▶ _PROBLEM TO WORK ON_: Only a number is wanted here: how many lines in the entries below contain the word "true".

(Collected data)

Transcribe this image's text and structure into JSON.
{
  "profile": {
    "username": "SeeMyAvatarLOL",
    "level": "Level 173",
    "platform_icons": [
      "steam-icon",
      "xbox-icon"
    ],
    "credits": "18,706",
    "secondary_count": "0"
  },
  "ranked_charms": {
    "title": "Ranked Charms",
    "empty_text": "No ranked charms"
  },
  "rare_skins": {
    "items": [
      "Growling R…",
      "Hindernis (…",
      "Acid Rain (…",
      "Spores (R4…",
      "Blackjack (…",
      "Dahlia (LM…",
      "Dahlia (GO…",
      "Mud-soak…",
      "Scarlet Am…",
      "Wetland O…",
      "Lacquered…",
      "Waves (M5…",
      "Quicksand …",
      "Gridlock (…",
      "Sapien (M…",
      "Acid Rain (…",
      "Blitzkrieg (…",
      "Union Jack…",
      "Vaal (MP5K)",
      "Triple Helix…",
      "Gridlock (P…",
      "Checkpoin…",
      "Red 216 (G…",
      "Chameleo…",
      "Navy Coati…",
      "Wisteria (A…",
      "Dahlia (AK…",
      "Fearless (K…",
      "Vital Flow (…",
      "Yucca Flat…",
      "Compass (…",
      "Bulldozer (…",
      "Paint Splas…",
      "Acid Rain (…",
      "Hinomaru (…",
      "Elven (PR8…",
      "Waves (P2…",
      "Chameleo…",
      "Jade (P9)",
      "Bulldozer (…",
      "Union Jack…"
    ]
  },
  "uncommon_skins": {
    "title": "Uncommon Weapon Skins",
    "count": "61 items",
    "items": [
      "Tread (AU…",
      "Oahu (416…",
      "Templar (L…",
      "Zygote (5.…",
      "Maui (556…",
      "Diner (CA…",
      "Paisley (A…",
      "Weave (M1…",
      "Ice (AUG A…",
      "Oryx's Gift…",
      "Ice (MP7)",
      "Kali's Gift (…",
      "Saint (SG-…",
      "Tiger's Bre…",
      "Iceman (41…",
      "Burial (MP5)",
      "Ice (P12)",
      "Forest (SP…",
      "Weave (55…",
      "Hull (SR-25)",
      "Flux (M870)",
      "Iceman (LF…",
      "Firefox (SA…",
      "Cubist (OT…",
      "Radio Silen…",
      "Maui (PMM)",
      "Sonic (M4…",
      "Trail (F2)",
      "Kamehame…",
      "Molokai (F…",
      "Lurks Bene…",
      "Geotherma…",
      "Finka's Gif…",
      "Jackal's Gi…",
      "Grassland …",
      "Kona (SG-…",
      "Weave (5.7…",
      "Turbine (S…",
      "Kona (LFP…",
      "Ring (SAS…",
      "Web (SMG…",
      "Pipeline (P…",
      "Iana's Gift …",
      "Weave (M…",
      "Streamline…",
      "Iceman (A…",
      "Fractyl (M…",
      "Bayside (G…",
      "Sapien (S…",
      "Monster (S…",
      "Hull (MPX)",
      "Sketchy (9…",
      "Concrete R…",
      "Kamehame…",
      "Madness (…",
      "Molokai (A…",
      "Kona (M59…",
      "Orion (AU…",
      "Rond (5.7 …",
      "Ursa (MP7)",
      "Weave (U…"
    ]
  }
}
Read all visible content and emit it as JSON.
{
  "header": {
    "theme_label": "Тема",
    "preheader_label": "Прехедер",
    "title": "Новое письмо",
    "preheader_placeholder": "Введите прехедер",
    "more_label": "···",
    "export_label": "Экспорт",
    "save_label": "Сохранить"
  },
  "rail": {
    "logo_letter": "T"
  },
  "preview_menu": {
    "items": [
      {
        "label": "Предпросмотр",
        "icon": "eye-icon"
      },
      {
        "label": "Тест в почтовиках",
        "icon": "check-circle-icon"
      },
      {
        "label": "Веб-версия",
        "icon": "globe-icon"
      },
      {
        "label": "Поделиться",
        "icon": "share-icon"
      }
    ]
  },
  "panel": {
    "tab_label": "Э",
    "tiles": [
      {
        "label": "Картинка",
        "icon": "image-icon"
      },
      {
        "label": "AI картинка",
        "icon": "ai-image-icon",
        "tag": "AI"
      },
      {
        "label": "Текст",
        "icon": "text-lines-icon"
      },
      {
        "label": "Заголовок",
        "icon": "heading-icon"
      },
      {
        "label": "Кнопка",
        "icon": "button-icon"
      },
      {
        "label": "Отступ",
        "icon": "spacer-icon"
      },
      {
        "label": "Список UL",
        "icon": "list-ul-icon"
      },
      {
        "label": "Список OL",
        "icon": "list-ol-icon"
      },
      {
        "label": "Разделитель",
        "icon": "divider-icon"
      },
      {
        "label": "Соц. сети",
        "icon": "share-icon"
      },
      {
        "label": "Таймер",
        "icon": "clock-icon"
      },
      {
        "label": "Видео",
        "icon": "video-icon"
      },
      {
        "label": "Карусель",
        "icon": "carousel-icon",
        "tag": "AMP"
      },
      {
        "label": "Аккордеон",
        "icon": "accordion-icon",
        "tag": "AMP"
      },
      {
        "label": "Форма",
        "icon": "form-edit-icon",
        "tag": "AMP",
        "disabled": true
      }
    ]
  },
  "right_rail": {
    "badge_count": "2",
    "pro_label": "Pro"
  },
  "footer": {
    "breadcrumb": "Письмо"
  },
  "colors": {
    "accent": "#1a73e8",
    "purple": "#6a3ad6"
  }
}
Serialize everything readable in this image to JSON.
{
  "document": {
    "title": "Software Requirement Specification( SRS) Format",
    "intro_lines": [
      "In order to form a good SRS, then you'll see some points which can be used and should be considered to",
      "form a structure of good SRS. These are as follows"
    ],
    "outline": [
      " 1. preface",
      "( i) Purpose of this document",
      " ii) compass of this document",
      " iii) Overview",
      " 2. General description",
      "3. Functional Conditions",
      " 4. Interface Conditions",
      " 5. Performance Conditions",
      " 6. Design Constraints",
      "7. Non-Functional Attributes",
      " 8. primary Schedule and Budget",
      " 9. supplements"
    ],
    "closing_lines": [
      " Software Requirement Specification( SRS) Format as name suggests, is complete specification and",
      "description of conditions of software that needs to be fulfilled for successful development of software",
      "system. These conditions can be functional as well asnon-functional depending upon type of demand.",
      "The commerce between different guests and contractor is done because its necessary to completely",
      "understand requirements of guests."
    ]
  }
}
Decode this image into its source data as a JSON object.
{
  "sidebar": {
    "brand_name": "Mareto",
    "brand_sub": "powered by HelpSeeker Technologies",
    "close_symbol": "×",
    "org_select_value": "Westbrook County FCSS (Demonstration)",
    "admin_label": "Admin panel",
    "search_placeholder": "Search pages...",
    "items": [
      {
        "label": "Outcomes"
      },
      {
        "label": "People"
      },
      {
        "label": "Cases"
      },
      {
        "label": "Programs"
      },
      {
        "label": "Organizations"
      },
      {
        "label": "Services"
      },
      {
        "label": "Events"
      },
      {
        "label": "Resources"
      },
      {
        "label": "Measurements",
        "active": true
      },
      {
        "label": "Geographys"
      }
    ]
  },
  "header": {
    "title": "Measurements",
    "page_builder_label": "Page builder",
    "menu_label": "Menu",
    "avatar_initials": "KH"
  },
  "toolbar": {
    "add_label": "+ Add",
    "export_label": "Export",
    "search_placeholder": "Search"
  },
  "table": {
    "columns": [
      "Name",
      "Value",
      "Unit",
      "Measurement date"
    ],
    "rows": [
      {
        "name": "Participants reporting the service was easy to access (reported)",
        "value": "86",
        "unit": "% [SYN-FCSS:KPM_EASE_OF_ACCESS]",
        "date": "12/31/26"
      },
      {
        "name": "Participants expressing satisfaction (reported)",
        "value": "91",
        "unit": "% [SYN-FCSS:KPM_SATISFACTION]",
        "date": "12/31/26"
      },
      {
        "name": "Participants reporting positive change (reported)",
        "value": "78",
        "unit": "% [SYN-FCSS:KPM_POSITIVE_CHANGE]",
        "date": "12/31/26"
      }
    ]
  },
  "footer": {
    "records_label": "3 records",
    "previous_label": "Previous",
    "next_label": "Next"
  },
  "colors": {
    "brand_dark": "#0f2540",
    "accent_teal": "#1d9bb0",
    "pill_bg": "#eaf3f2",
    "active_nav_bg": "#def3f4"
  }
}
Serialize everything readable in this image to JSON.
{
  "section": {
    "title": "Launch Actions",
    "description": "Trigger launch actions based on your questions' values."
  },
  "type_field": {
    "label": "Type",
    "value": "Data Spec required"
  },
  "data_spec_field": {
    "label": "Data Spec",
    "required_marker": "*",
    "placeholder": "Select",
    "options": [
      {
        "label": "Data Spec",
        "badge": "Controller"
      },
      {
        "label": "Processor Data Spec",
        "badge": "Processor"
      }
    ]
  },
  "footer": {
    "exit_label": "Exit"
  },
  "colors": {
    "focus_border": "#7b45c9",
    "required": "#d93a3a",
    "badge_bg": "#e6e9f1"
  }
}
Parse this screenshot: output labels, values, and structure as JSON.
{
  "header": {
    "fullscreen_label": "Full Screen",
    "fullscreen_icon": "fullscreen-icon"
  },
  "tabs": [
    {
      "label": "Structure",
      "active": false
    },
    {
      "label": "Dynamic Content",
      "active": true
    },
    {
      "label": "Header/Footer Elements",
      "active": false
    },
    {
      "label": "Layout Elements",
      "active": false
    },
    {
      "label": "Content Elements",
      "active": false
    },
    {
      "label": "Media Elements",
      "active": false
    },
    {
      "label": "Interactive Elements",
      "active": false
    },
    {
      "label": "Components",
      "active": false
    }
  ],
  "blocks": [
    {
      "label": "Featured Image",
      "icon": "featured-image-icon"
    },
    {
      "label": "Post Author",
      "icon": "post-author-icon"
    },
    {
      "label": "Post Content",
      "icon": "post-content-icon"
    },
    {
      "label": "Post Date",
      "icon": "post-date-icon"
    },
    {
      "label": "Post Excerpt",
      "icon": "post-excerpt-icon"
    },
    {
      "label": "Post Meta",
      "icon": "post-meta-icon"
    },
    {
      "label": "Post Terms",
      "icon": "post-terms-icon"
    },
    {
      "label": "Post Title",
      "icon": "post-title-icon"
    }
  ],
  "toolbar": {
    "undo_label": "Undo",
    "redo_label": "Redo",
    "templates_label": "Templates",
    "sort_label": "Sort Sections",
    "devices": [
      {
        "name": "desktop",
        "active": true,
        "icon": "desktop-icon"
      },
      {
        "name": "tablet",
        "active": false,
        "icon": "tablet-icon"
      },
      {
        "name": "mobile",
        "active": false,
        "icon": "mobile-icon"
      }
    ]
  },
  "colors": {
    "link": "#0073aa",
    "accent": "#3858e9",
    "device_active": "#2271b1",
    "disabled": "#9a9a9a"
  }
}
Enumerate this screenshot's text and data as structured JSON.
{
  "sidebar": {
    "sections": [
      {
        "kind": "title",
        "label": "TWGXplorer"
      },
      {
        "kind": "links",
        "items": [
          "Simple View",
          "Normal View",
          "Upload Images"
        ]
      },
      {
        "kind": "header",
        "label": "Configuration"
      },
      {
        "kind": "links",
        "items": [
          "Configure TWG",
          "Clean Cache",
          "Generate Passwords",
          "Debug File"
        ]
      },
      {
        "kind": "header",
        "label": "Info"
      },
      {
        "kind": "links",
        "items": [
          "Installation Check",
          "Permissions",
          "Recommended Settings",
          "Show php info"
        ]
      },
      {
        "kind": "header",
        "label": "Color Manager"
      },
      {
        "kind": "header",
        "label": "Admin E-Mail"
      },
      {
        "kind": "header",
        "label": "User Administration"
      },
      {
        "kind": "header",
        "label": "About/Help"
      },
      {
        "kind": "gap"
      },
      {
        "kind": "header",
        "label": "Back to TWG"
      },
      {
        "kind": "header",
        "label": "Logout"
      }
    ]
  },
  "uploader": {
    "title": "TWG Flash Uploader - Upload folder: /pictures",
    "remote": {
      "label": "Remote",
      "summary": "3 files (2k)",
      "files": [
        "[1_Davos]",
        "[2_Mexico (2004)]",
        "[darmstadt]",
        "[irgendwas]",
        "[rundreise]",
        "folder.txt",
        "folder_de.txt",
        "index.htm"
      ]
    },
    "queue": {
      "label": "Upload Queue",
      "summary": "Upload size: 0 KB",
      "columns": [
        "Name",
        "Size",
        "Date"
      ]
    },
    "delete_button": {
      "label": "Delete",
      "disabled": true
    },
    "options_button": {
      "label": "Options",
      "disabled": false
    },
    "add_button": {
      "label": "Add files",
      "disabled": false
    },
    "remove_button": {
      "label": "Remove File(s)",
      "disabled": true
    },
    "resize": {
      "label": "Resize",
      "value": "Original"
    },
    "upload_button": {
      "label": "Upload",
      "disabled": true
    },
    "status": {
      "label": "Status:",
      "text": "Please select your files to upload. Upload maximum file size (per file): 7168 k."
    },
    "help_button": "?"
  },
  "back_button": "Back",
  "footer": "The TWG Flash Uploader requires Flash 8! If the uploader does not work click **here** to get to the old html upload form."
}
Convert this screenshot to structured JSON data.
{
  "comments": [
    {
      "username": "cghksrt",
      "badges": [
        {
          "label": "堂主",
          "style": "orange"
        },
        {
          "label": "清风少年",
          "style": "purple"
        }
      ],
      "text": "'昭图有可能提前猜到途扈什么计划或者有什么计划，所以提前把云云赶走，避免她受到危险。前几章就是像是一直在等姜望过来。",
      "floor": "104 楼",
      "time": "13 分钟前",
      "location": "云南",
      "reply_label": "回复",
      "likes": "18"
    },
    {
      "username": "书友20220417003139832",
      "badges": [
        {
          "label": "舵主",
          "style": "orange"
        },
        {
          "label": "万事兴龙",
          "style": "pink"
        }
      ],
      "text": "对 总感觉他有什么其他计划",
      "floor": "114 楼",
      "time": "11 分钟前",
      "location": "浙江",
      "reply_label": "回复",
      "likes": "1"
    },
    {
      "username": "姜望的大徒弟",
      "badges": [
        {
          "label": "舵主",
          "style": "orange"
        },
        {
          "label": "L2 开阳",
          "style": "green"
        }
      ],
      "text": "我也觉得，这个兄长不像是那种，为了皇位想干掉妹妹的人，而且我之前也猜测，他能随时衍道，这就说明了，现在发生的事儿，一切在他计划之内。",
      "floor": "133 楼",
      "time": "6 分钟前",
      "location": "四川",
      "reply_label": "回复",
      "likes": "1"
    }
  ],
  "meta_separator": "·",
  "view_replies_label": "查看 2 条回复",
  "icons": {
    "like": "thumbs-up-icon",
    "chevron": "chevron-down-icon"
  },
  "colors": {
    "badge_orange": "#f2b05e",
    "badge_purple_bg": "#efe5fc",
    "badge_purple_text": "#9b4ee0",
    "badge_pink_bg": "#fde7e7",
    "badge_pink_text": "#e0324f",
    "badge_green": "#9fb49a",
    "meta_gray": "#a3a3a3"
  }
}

▶ _WORKED SOLUTION_: 7